[Dataset rows describing interfaces]
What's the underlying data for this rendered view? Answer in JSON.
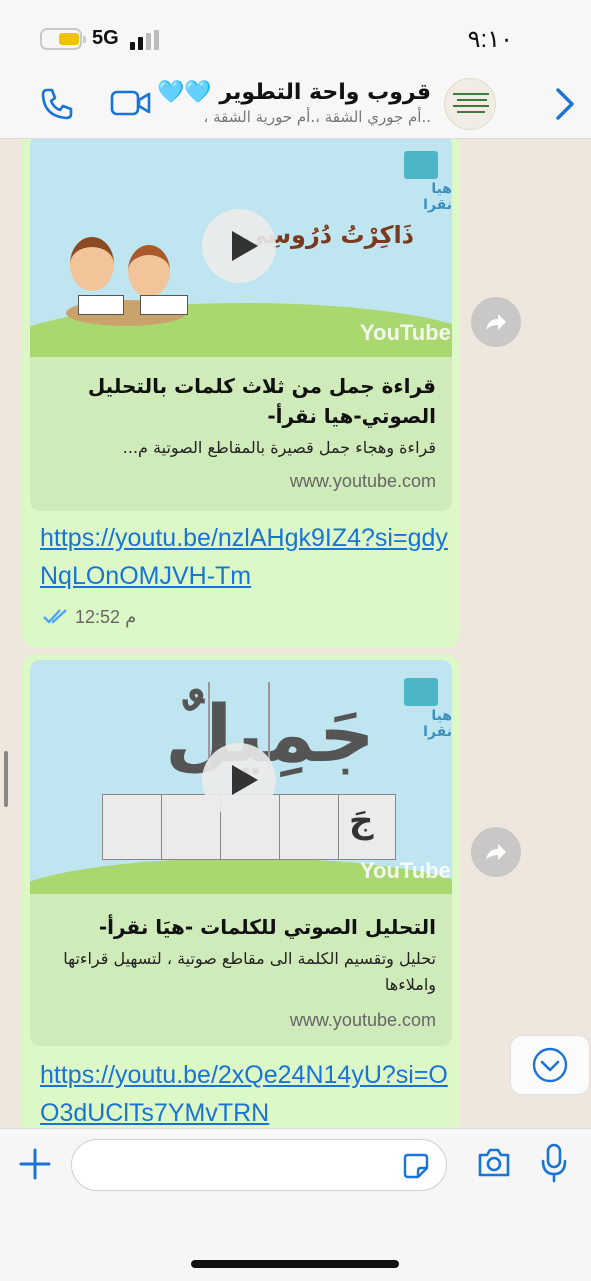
{
  "status_bar": {
    "time": "٩:١٠",
    "network": "5G"
  },
  "header": {
    "title": "قروب واحة التطوير 🩵🩵",
    "subtitle": "..أم جوري الشقة ،.أم حورية الشقة ،"
  },
  "messages": [
    {
      "preview": {
        "thumb_caption": "ذَاكِرْتُ دُرُوسِي",
        "logo_text": "هيا نقرا",
        "yt_watermark": "YouTube",
        "title": "قراءة جمل من ثلاث كلمات بالتحليل الصوتي-هيا نقرأ-",
        "description": "قراءة وهجاء جمل قصيرة بالمقاطع الصوتية م...",
        "domain": "www.youtube.com"
      },
      "link": "https://youtu.be/nzlAHgk9IZ4?si=gdyNqLOnOMJVH-Tm",
      "time": "12:52 م"
    },
    {
      "preview": {
        "thumb_word": "جَمِيلٌ",
        "thumb_box_letter": "جَ",
        "logo_text": "هيا نقرا",
        "yt_watermark": "YouTube",
        "title": "التحليل الصوتي للكلمات -هيَا نقرأ-",
        "description": "تحليل وتقسيم الكلمة الى مقاطع صوتية ، لتسهيل قراءتها واملاءها",
        "domain": "www.youtube.com"
      },
      "link": "https://youtu.be/2xQe24N14yU?si=OO3dUClTs7YMvTRN"
    }
  ],
  "colors": {
    "link": "#1a73d6",
    "bubble": "#dcf8c6",
    "read_ticks": "#4fa3f7"
  }
}
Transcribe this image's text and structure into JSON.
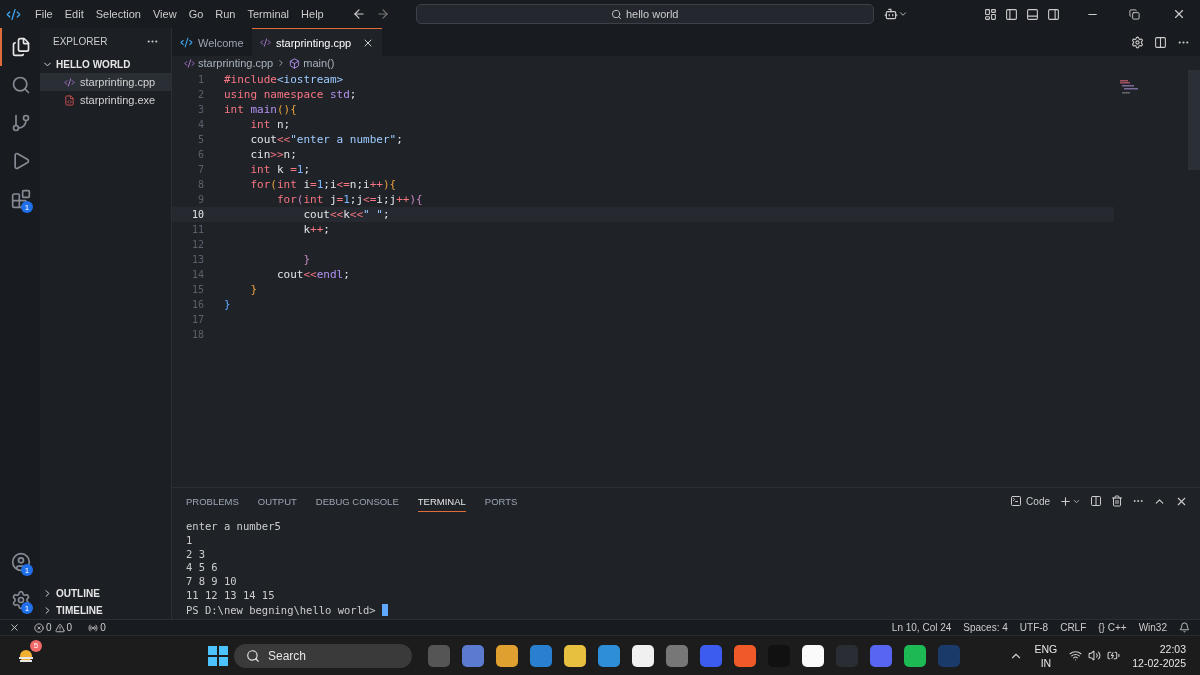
{
  "menu": [
    "File",
    "Edit",
    "Selection",
    "View",
    "Go",
    "Run",
    "Terminal",
    "Help"
  ],
  "command_center": {
    "value": "hello world"
  },
  "activity_badges": {
    "extensions": "1",
    "accounts": "1",
    "manage": "1"
  },
  "sidebar": {
    "title": "EXPLORER",
    "folder": "HELLO WORLD",
    "expanded": true,
    "files": [
      {
        "name": "starprinting.cpp",
        "kind": "cpp",
        "selected": true
      },
      {
        "name": "starprinting.exe",
        "kind": "exe",
        "selected": false
      }
    ],
    "sections": [
      "OUTLINE",
      "TIMELINE"
    ]
  },
  "tabs": [
    {
      "label": "Welcome",
      "kind": "welcome",
      "selected": false
    },
    {
      "label": "starprinting.cpp",
      "kind": "cpp",
      "selected": true
    }
  ],
  "breadcrumb": {
    "file": "starprinting.cpp",
    "symbol": "main()"
  },
  "lines": [
    {
      "number": "1",
      "current": false,
      "tokens": [
        {
          "kind": "preproc",
          "text": "#include"
        },
        {
          "kind": "header",
          "text": "<iostream>"
        }
      ]
    },
    {
      "number": "2",
      "current": false,
      "tokens": [
        {
          "kind": "keyword",
          "text": "using "
        },
        {
          "kind": "keyword",
          "text": "namespace "
        },
        {
          "kind": "type",
          "text": "std"
        },
        {
          "kind": "plain",
          "text": ";"
        }
      ]
    },
    {
      "number": "3",
      "current": false,
      "tokens": [
        {
          "kind": "keyword",
          "text": "int "
        },
        {
          "kind": "func",
          "text": "main"
        },
        {
          "kind": "bracket",
          "text": "(){"
        }
      ]
    },
    {
      "number": "4",
      "current": false,
      "tokens": [
        {
          "kind": "keyword",
          "text": "    int "
        },
        {
          "kind": "plain",
          "text": "n;"
        }
      ]
    },
    {
      "number": "5",
      "current": false,
      "tokens": [
        {
          "kind": "plain",
          "text": "    cout"
        },
        {
          "kind": "op",
          "text": "<<"
        },
        {
          "kind": "string",
          "text": "\"enter a number\""
        },
        {
          "kind": "plain",
          "text": ";"
        }
      ]
    },
    {
      "number": "6",
      "current": false,
      "tokens": [
        {
          "kind": "plain",
          "text": "    cin"
        },
        {
          "kind": "op",
          "text": ">>"
        },
        {
          "kind": "plain",
          "text": "n;"
        }
      ]
    },
    {
      "number": "7",
      "current": false,
      "tokens": [
        {
          "kind": "keyword",
          "text": "    int "
        },
        {
          "kind": "plain",
          "text": "k "
        },
        {
          "kind": "op",
          "text": "="
        },
        {
          "kind": "number",
          "text": "1"
        },
        {
          "kind": "plain",
          "text": ";"
        }
      ]
    },
    {
      "number": "8",
      "current": false,
      "tokens": [
        {
          "kind": "keyword",
          "text": "    for"
        },
        {
          "kind": "bracket",
          "text": "("
        },
        {
          "kind": "keyword",
          "text": "int "
        },
        {
          "kind": "plain",
          "text": "i"
        },
        {
          "kind": "op",
          "text": "="
        },
        {
          "kind": "number",
          "text": "1"
        },
        {
          "kind": "plain",
          "text": ";i"
        },
        {
          "kind": "op",
          "text": "<="
        },
        {
          "kind": "plain",
          "text": "n;i"
        },
        {
          "kind": "op",
          "text": "++"
        },
        {
          "kind": "bracket",
          "text": "){"
        }
      ]
    },
    {
      "number": "9",
      "current": false,
      "tokens": [
        {
          "kind": "keyword",
          "text": "        for"
        },
        {
          "kind": "bracket2",
          "text": "("
        },
        {
          "kind": "keyword",
          "text": "int "
        },
        {
          "kind": "plain",
          "text": "j"
        },
        {
          "kind": "op",
          "text": "="
        },
        {
          "kind": "number",
          "text": "1"
        },
        {
          "kind": "plain",
          "text": ";j"
        },
        {
          "kind": "op",
          "text": "<="
        },
        {
          "kind": "plain",
          "text": "i;j"
        },
        {
          "kind": "op",
          "text": "++"
        },
        {
          "kind": "bracket2",
          "text": "){"
        }
      ]
    },
    {
      "number": "10",
      "current": true,
      "tokens": [
        {
          "kind": "plain",
          "text": "            cout"
        },
        {
          "kind": "op",
          "text": "<<"
        },
        {
          "kind": "plain",
          "text": "k"
        },
        {
          "kind": "op",
          "text": "<<"
        },
        {
          "kind": "string",
          "text": "\" \""
        },
        {
          "kind": "plain",
          "text": ";"
        }
      ]
    },
    {
      "number": "11",
      "current": false,
      "tokens": [
        {
          "kind": "plain",
          "text": "            k"
        },
        {
          "kind": "op",
          "text": "++"
        },
        {
          "kind": "plain",
          "text": ";"
        }
      ]
    },
    {
      "number": "12",
      "current": false
    },
    {
      "number": "13",
      "current": false,
      "tokens": [
        {
          "kind": "bracket2",
          "text": "            }"
        }
      ]
    },
    {
      "number": "14",
      "current": false,
      "tokens": [
        {
          "kind": "plain",
          "text": "        cout"
        },
        {
          "kind": "op",
          "text": "<<"
        },
        {
          "kind": "func",
          "text": "endl"
        },
        {
          "kind": "plain",
          "text": ";"
        }
      ]
    },
    {
      "number": "15",
      "current": false,
      "tokens": [
        {
          "kind": "bracket",
          "text": "    }"
        }
      ]
    },
    {
      "number": "16",
      "current": false,
      "tokens": [
        {
          "kind": "bracket3",
          "text": "}"
        }
      ]
    },
    {
      "number": "17",
      "current": false
    },
    {
      "number": "18",
      "current": false
    }
  ],
  "panel": {
    "tabs": [
      {
        "label": "PROBLEMS",
        "selected": false
      },
      {
        "label": "OUTPUT",
        "selected": false
      },
      {
        "label": "DEBUG CONSOLE",
        "selected": false
      },
      {
        "label": "TERMINAL",
        "selected": true
      },
      {
        "label": "PORTS",
        "selected": false
      }
    ],
    "shell": "Code",
    "terminal": [
      "enter a number5",
      "1",
      "2 3",
      "4 5 6",
      "7 8 9 10",
      "11 12 13 14 15"
    ],
    "prompt": "PS D:\\new begning\\hello world> "
  },
  "status": {
    "errors": "0",
    "warnings": "0",
    "ports": "0",
    "right": [
      "Ln 10, Col 24",
      "Spaces: 4",
      "UTF-8",
      "CRLF",
      "{} C++",
      "Win32"
    ]
  },
  "taskbar": {
    "weather_badge": "5",
    "search": "Search",
    "lang": "ENG",
    "region": "IN",
    "time": "22:03",
    "date": "12-02-2025"
  }
}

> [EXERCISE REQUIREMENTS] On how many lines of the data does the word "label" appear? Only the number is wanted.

> [TASK OUTPUT] 7